8-15-21 Here's another old-time player, John Tortes "Chief" Meyers. Meyers was the primary catcher for Hall of Fame pitcher Christy Mathewson. Meyers maintained a high batting average during his career but never hit for much power (few did back in his day). His nickname comes from the fact that he was a Native American from the Cahluilla tribe. I guess the nickname wouldn't be politically correct nowadays. To show how different things were back in 1905 a Dartmouth alumni saw Meyers play amateur baseball and gave him money, a train ticket and a phony high school diploma and got him enrolled at he could play baseball. He had never graduated high school. When Dartmouth eventually found out about it they convinced Meyers to turn pro to keep the matter quiet. I hope you enjoy listening about "Chief Meyers (July 29, 1880 - July 25, 1971)".

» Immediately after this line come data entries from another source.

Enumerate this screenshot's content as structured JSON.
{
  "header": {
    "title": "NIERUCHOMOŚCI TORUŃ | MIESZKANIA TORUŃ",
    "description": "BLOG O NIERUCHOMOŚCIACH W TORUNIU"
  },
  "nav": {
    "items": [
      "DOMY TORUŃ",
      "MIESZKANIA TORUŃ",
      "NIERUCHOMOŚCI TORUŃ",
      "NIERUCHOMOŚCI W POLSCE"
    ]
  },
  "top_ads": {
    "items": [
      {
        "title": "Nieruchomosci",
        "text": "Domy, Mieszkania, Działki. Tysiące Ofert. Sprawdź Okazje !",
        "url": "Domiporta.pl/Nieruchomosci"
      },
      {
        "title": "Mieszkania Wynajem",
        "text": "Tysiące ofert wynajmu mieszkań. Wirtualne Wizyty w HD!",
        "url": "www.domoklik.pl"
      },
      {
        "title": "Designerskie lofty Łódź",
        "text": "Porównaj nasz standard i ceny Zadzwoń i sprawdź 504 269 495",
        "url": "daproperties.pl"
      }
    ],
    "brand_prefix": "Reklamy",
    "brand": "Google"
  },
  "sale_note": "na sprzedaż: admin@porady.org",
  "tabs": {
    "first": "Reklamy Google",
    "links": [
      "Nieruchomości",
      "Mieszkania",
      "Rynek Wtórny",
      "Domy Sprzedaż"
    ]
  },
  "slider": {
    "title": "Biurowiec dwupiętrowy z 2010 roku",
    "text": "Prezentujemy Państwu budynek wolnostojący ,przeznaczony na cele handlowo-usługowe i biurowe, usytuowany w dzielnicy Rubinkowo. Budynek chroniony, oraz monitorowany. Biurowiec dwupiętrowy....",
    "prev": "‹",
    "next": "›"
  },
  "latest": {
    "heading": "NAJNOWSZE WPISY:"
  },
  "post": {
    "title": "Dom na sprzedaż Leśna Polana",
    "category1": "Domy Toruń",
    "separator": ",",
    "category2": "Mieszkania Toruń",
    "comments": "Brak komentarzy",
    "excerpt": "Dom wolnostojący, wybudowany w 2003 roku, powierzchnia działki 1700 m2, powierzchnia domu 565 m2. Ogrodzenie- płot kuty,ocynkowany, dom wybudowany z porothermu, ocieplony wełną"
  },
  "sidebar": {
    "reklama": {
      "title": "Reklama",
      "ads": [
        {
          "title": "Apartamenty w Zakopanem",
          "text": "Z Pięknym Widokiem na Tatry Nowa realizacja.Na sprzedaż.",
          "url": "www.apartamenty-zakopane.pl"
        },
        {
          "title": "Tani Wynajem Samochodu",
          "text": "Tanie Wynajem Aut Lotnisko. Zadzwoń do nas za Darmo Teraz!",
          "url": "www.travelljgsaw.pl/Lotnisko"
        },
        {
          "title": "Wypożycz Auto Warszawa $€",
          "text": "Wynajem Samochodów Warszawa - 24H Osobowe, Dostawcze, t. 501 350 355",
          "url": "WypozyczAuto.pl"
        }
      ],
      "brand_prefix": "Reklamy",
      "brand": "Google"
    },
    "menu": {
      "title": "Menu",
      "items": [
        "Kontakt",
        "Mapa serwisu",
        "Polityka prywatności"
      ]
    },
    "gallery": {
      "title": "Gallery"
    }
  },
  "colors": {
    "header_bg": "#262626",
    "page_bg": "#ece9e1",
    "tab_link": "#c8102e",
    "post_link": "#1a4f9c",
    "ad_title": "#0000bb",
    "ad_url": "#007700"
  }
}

8-22-21 This week we feature Fred Snodgrass who played from 1908 to 1916. He started out as a catcher but ended up in centerfield. He was a speedy player stealing 215 bases over the course of his career. He had a career batting average of .275. Snodgrass is the most famous for his error in the 1912 World Series. With his Giants winning 2-1 in the 10th inning Snodgrass raced over to right center field but ended up dropping the flyball for a 2 run error. The Red Sox ended up winning the game and the error was forever known as "Snodgrass's Muff". Sit back and listen to "Fred Snodgrass" reminisce about baseball..


8-29-21 Here's a video about Jimmy "Pepper" Austin. Austin started his career at the age of 29 with the New York Highlanders. He later moved onto the St. Louis Browns. Austin was a third baseman. Although he was a very good player he was never the star player. He was a table-setter who walked and stole bases. He went into coaching after his career and coached for 20 years. He is best known as the third baseman in the photo with Ty Cobb stealing 3rd base in a cloud of dust with his spikes high. Let's enjoy the stories of "Jimmy Austin".


9-5-21 Before they were the New York Yankees they were the New York Highlanders. Back in those days it was very common for a player to be a playing manager. Hal Chase was the Highlanders manager during 1910 and 1911. Already regarded as one of the best defensive players ever Chase managed the team until Frank Chance took over in 1912. Chance did not like Chase and accused him of throwing games. Chester Hoff played for and with Hal Chase during that time. He gave an interview at the age of 102 telling what he knew of the situation. Listen to his story of "Hal Chase - The Real Story from a Man Who Played with him, NY Highlanders".